“The first measure is the 90:10 ratio which we have been using above, which is one way of summarising inequality across the bulk of the population ... It declined in the mid-1990s and again at the start of the 2000s, but grew between 2004-05 and 2007-08, so that the latest figure available exceeds its value of ten years before.”
“The second summary index for inequality is the Gini coefficient. This (expressed as a percentage) takes a value from zero, if everyone has the same income, to 100 if one person has all the income and everyone else none. It is affected by income differences at every point in the distribution, including at the very top and bottom as well as in the middle. Given the increasing incomes of those at the very top in particular, this index fell less rapidly than the 90:10 ratio in the mid-1990s and first part of this decade, and the increasing inequality after 2004-05 meant that by 2007-08 it had reached its highest level in the years covered. We do not have figures before 1961 on this basis, but comparison with measures based on tax records suggests that this is the highest level of income inequality since soon after the Second World War.”

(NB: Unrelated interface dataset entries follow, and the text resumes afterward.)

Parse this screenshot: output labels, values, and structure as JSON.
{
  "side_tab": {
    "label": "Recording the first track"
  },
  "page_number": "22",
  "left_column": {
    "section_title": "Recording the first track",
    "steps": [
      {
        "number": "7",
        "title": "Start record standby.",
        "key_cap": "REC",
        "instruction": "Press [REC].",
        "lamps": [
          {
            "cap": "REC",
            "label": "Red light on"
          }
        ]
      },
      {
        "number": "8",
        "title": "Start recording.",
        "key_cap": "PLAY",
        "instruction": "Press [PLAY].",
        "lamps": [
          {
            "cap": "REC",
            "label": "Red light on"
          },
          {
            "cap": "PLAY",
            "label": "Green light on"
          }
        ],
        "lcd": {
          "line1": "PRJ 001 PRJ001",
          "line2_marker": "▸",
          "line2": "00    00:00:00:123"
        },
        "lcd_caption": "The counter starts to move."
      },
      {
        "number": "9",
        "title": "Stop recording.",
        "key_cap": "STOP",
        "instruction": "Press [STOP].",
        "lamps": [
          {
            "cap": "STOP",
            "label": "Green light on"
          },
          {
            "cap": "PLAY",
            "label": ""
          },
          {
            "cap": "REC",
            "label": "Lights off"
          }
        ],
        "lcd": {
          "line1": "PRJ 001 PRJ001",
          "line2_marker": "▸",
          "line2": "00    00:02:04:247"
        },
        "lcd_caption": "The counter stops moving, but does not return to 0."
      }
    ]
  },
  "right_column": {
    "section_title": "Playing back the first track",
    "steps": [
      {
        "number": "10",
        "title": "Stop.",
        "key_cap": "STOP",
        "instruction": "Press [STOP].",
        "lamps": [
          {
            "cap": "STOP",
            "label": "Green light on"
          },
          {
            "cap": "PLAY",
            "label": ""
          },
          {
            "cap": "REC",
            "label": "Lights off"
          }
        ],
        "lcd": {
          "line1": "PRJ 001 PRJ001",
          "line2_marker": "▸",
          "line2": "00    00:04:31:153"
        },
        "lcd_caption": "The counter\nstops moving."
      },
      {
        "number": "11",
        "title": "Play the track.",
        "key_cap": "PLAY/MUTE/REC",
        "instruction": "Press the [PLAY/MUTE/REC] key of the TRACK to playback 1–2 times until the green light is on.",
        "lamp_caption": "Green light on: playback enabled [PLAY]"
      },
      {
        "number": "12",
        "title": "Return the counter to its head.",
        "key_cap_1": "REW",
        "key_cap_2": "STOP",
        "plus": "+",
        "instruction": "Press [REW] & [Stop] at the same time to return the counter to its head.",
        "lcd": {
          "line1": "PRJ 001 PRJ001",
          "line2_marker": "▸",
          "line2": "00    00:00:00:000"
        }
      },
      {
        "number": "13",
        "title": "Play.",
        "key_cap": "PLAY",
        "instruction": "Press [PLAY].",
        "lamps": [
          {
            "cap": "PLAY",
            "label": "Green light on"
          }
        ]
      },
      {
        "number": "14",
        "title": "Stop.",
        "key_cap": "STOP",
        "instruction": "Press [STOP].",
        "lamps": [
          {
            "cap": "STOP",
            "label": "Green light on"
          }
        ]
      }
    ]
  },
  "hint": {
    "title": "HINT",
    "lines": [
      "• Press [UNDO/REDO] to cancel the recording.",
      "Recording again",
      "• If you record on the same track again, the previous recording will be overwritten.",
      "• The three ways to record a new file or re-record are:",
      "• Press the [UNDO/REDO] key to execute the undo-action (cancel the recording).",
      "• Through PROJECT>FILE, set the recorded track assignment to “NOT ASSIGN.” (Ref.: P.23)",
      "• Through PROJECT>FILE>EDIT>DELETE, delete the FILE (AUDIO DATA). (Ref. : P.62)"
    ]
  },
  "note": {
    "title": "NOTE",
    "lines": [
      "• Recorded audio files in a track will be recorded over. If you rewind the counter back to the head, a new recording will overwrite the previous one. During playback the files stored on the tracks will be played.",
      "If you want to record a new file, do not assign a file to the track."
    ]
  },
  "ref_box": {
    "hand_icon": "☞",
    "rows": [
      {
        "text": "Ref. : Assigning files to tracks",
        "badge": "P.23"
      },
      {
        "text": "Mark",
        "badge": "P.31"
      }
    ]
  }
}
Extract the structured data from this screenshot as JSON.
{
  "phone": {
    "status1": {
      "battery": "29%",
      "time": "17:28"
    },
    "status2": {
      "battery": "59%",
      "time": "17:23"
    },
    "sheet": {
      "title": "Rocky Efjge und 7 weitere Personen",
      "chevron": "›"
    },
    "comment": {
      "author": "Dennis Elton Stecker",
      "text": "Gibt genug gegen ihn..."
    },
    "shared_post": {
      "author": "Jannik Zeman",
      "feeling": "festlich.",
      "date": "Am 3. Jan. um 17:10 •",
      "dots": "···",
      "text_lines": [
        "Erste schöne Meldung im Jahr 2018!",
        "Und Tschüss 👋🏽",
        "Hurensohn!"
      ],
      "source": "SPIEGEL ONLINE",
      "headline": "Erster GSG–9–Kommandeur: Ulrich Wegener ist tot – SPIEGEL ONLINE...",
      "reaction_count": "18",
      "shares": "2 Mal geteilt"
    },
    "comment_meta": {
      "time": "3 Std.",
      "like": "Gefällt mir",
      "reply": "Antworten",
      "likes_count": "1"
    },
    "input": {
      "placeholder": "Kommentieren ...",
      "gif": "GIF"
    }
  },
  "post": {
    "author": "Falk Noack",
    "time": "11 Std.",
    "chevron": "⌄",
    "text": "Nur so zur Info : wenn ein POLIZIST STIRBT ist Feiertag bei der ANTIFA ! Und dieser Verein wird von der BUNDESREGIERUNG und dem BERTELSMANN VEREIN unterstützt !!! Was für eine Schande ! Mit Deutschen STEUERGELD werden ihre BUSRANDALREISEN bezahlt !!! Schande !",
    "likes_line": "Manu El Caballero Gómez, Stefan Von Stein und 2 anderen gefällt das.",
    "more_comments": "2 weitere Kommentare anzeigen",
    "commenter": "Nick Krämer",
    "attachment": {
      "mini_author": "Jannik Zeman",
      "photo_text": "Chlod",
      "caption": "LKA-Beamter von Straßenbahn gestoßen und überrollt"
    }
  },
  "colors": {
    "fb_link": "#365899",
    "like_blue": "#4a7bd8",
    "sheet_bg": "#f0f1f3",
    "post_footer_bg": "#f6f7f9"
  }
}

(National Equality Panel, An Anatomy of Economic Inequality in the UK: A Report of the National Equality Panel, January 2010, p39
Harriet went on to claim: “The Conservatives in the House of Commons voted against the Equality Bill.”
Actually they didn't. The Tories welcomed the Bill. They tabled a reasoned amendment on the Equality Bill at Second Reading in the Commons and abstained at 3rd reading because of specific concerns they had about elements of the Bill. To say they voted against the Bill is inaccurate.
Thirdly, she claimed: “There’s fewer people unemployed, there’s an increase in jobs in this country than there were when we first came in and unemployment is one of the major issues if you are trying to tackle inequality.”
Fact: Unemployment currently stands at 2.458 million, compared to 2.050 million in May 1997.
Three strikes and she's out?